Allergies can vary greatly in severity—from mild irritations to anaphylaxis (a likely life-threatening emergency). Allergies are mostly incurable; however, there are various treatments available to alleviate allergy symptoms.
Common triggers of allergy include:
Airborne allergens, such as mould, dust mites, animal dander and pollen.
Certain foods, especially milk, eggs, shellfish, fish, soy, wheat, tree nuts and peanuts.
Insect bites, such as wasp stings or bee stings.
Medications, specifically penicillin-based antibiotics or penicillin.
Latex, or any allergen you touch, causes skin infections.
Symptoms of allergy depend on its type.
Hay fever (allergic rhinitis) symptoms include:
Itching of the roof of the mouth, eyes or nose
Stuffy, runny nose
Swollen, red or watery eyes (conjunctivitis)
Symptoms of food allergy include:
Swollen throat, face, tongue or lips
Anaphylaxis (a critical, deadly allergic reaction)
An allergy caused by insect stings can manifest in symptoms such as:
Swelling at the site of the sting
Hives or itching
Breathing problems, wheezing, coughing or chest tightness
A drug allergy can lead to symptoms such as:
Atopic dermatitis (skin allergy) symptoms include:
Peeling or flaky skin
Treatments of allergy include:
Avoiding Allergens: Your doctor can help you take necessary steps to recognise and avoid the allergens that trigger allergies.
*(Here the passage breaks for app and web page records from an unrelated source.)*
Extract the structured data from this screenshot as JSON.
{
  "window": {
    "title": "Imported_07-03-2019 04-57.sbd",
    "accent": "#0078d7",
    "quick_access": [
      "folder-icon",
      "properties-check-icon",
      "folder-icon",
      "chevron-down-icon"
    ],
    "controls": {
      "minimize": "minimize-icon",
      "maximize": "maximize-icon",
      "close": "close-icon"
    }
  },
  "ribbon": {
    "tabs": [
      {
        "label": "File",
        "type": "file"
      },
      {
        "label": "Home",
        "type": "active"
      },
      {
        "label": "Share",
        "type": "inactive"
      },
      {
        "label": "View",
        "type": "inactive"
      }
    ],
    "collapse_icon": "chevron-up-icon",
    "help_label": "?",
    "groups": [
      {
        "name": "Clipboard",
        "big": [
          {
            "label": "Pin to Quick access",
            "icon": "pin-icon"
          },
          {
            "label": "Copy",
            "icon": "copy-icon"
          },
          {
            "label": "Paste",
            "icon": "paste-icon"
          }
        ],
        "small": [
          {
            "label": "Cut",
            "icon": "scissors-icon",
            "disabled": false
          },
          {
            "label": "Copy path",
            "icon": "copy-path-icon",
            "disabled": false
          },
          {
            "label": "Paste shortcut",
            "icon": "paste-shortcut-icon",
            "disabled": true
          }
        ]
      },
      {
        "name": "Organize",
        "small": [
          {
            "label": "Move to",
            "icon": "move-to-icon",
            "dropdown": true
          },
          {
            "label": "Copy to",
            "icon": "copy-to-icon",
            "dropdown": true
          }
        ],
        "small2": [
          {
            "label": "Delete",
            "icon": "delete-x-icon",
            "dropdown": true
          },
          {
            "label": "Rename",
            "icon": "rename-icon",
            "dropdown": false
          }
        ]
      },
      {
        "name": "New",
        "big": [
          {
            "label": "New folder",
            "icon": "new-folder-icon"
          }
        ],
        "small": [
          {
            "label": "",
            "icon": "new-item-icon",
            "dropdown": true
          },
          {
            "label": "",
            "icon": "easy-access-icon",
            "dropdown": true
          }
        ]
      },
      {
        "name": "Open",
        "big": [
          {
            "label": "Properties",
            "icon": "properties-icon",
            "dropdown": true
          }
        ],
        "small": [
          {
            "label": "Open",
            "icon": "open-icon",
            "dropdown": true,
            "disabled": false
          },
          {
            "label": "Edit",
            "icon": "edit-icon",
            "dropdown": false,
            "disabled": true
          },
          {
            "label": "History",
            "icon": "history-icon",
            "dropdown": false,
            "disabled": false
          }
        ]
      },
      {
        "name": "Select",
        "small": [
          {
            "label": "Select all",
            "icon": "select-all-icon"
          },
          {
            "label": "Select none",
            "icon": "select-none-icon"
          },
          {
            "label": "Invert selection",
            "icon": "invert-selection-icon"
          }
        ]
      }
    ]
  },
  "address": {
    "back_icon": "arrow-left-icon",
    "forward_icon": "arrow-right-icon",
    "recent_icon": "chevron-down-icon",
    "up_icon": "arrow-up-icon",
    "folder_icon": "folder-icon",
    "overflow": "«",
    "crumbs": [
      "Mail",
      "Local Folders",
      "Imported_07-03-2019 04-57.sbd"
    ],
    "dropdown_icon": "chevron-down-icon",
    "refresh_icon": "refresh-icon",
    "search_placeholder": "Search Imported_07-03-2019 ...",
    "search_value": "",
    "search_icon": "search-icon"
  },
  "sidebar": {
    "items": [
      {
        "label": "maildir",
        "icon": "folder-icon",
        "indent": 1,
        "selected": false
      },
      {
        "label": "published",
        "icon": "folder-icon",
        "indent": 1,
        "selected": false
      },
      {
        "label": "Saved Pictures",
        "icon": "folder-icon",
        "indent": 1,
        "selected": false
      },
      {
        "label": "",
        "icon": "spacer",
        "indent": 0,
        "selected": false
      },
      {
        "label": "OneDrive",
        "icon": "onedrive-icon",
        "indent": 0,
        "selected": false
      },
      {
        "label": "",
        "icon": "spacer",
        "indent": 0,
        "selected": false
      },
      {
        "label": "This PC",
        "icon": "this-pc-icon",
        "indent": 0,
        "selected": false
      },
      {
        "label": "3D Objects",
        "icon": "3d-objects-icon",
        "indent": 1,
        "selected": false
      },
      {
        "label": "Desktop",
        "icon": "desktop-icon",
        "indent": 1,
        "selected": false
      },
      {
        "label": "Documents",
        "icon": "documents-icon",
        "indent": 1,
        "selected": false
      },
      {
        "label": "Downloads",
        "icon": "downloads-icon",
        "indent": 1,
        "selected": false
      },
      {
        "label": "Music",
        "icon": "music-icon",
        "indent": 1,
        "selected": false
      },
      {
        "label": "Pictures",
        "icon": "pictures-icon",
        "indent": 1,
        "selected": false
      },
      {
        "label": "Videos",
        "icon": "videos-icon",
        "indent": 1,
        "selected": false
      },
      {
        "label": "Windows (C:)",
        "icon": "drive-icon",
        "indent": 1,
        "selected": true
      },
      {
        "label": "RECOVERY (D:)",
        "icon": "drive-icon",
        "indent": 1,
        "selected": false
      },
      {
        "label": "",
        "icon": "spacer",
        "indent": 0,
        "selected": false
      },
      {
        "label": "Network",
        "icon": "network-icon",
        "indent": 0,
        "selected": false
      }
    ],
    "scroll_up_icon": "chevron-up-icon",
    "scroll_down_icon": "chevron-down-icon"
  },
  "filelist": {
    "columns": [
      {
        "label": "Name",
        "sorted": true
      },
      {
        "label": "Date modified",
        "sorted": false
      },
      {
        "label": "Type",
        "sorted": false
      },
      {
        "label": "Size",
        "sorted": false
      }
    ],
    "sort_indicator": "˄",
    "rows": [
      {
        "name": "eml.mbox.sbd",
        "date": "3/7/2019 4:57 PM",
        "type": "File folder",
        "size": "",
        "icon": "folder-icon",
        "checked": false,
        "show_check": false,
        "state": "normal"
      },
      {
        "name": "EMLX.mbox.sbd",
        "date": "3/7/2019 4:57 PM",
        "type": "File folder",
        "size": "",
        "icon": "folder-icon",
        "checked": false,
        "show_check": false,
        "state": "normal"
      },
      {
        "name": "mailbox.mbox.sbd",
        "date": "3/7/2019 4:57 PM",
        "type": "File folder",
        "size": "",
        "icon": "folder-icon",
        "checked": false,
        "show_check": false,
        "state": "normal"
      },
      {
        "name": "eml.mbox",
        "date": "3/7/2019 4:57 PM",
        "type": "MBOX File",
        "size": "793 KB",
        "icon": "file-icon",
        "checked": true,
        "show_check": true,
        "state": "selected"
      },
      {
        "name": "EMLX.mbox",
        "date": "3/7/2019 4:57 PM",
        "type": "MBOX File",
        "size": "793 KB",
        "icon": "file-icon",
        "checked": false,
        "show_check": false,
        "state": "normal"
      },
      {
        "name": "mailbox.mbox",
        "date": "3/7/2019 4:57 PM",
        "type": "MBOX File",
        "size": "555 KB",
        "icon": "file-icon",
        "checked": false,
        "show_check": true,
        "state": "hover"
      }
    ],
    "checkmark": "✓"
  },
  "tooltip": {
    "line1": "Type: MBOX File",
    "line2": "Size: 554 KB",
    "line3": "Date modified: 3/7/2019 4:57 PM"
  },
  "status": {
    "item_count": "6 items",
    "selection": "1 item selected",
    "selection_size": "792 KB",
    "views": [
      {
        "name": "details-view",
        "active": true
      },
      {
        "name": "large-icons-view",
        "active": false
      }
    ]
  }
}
This is usually the most relevant step in the prevention of allergic reactions and reduction of symptoms.
Medicines to Lower Symptoms: Eye drops, nasal sprays or oral medications are commonly prescribed to reduce reactions and alleviate symptoms.
Immunotherapy: If the allergy is severe or other treatments fail to relieve symptoms, allergen immunotherapy is recommended. In this treatment, you get injected by a number of clarified allergen extracts over the years.
- Emergency Epinephrine: If your allergy is severe, your doctor will provide you with an emergency epinephrine shot that you can carry with you everywhere.